If the accused person was found to be innocent, they could accuse their accuser of slander. She says one reason for the decline in witchcraft trials was the Enlightenment. With interest in science, people wanted logical reasons why, say, their cow no longer gave milk, or a child got sick. Saying that one’s neighbor made a pact with the devil, and was therefore a witch, wasn’t a very scientific reason.
In 1614, well before either the Pennsylvania or Salem cases, two of her ancestors were accused of witchcraft, and brought to trial. While facing their accuser they denied the charge. He claimed he would never have said anything of the sort–unless he was drunk. They seem to have settled, as the accuser paid a fine of 50 gold guilders and some oats. While Hoitink gives the images of the court records, they’re in Dutch, which I don’t read, and she doesn’t provide the specific nature of what her ancestors were supposed to have done, which would have been interesting to know.
Here is the link to Yvette’s post, for anyone interested: http://www.dutchgenealogy.nl/a-reverse-witch-trial-in-winterswijk/
There were plenty of trials to do with witchcraft in Europe in the late medieval and early modern periods. An article about some of England’s most notorious cases is over here. The author notes, “One common misconception is that witch trials belong to the medieval era. In fact, there were no laws against witchcraft in Britain until 1542, when Henry VIII passed an act against witchcraft and conjuration. But this does not mean that witches were not considered a problem in the 15th century…”
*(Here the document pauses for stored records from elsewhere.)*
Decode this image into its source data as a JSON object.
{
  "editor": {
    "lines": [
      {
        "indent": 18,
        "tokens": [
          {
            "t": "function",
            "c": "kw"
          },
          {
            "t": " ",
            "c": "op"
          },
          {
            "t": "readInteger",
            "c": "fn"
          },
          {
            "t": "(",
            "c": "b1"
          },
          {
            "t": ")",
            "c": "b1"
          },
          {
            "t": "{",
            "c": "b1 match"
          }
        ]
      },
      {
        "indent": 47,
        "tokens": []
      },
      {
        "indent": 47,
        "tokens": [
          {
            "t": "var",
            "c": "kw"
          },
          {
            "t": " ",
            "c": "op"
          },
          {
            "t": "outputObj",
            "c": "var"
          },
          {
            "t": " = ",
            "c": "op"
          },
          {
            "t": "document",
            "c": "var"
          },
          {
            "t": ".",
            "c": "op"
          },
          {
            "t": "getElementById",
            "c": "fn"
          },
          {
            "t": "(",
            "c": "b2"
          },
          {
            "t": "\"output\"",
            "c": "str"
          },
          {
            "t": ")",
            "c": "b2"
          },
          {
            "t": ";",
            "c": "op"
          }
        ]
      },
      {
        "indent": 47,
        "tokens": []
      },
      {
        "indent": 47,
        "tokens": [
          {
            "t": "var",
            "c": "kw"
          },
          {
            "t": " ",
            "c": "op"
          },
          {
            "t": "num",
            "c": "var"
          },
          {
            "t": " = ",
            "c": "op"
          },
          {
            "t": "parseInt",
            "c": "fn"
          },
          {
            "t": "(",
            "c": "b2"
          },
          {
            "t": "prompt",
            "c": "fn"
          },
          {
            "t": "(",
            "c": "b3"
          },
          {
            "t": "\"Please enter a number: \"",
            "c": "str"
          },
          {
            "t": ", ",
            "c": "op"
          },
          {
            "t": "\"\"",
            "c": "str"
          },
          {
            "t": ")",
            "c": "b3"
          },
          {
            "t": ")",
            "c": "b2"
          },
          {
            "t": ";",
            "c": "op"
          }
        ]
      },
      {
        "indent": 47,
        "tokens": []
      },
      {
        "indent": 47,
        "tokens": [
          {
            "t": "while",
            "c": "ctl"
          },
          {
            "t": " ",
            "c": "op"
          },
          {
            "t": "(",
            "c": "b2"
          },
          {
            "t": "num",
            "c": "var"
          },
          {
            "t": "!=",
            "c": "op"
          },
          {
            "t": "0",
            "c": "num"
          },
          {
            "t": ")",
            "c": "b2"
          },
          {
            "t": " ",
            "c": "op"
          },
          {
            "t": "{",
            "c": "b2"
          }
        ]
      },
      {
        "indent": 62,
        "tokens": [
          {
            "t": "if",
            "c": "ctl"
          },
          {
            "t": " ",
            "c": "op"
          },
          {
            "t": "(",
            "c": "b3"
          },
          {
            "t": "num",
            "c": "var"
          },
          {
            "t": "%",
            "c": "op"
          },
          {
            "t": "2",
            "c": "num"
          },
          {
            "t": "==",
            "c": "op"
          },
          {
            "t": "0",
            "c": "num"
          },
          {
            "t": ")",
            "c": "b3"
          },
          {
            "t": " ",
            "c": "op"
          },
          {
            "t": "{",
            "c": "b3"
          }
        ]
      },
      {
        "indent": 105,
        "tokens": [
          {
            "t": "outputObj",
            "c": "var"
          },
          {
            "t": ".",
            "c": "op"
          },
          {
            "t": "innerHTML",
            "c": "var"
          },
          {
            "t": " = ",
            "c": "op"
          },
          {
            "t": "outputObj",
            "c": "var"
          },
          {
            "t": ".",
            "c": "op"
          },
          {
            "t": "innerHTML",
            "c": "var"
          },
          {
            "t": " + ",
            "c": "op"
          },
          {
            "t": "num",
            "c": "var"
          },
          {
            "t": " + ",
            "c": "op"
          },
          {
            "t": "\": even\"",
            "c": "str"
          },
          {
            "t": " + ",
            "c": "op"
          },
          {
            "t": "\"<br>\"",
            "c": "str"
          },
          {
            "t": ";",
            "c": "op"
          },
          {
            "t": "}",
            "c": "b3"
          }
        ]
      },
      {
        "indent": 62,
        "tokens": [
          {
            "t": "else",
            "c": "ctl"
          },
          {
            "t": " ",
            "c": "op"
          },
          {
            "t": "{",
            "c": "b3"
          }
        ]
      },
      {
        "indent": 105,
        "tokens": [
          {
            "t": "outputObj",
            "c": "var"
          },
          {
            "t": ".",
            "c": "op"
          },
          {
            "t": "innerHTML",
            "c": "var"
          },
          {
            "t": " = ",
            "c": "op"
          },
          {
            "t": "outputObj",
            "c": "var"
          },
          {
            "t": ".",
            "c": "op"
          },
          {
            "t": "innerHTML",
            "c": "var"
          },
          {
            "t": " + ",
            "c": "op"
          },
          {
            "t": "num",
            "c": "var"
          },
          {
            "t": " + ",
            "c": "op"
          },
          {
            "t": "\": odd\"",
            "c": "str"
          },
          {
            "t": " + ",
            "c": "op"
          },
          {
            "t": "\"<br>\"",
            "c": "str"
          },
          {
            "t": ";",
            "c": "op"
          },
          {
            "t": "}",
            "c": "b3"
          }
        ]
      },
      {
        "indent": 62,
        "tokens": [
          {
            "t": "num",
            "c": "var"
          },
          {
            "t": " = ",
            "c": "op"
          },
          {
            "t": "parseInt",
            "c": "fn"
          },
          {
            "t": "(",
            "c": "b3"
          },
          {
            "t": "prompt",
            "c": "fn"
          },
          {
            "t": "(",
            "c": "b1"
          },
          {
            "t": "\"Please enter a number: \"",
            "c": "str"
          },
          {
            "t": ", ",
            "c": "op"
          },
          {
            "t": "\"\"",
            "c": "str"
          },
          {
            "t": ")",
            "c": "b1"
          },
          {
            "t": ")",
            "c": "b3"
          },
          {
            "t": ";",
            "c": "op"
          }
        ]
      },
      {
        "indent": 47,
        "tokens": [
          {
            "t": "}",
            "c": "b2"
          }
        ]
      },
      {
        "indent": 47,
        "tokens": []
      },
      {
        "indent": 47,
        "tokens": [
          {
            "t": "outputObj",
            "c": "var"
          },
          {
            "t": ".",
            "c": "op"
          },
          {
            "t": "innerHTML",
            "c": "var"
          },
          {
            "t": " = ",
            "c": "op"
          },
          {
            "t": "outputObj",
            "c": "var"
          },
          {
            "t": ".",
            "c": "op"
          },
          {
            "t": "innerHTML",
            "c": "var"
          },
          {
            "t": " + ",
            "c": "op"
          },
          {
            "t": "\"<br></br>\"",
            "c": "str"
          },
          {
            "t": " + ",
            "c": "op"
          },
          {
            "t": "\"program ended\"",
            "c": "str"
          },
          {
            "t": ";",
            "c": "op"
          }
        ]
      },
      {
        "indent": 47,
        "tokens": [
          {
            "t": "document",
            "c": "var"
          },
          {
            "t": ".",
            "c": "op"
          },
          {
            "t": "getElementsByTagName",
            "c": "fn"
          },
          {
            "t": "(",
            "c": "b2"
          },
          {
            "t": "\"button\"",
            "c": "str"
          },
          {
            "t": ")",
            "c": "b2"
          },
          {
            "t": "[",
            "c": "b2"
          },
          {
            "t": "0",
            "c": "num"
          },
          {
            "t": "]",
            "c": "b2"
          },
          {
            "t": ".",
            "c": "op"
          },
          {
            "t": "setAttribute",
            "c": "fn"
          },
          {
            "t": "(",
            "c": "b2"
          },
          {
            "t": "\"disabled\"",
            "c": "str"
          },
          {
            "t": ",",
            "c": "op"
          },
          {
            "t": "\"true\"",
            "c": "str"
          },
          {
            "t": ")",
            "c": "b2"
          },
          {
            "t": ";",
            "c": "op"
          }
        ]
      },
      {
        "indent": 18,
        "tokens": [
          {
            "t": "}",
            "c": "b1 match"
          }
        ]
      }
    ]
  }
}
I personally particularly like the author’s point, “Note that I’ve used the word ‘persecution’ and not ‘craze’. This was not an episode of mass insanity: witchcraft made perfect sense within the world view of people at the time.” I have talked to a number of people about cases here in New England who have been dubious that people truly believed witchcraft was real, so I think it is a particularly important point to stress.
No question that there were far earlier cases in Europe, and some in the colonies, before Salem.